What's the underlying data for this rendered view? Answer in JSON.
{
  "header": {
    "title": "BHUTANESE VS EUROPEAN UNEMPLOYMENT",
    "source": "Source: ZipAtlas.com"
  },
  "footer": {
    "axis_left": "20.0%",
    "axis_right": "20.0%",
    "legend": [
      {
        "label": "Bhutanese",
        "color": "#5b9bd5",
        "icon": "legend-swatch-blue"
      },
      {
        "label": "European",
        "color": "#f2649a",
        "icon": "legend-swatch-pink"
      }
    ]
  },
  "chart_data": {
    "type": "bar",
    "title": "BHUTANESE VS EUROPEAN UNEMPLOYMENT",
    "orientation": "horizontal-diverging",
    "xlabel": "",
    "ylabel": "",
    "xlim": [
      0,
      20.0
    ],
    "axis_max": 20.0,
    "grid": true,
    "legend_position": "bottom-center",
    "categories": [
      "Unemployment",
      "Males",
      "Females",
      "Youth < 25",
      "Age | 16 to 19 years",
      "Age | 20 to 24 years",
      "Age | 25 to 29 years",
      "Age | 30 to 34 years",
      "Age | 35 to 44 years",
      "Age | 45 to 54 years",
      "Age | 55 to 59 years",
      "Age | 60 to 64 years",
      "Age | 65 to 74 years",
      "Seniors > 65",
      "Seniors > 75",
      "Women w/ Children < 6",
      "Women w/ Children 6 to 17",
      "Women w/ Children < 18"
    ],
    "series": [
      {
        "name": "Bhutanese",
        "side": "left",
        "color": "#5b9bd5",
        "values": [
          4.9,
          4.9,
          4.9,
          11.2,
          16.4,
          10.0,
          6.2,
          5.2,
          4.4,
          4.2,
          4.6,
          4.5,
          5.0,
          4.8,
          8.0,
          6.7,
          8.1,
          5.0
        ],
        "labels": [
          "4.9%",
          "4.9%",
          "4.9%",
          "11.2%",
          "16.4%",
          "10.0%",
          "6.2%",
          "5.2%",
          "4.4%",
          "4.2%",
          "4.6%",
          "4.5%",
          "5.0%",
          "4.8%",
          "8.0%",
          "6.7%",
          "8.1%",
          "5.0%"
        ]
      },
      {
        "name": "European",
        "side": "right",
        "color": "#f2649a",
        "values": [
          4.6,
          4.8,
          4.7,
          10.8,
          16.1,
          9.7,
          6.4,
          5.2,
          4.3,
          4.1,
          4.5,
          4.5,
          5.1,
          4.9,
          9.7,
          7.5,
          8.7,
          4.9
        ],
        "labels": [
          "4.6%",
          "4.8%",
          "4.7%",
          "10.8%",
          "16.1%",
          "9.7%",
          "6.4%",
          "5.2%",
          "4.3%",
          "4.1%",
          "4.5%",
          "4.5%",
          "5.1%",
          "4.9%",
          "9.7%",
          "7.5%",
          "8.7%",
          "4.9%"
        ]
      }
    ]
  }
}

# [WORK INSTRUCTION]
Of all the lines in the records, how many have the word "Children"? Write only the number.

# [RESPONSE TO THE TASK]
3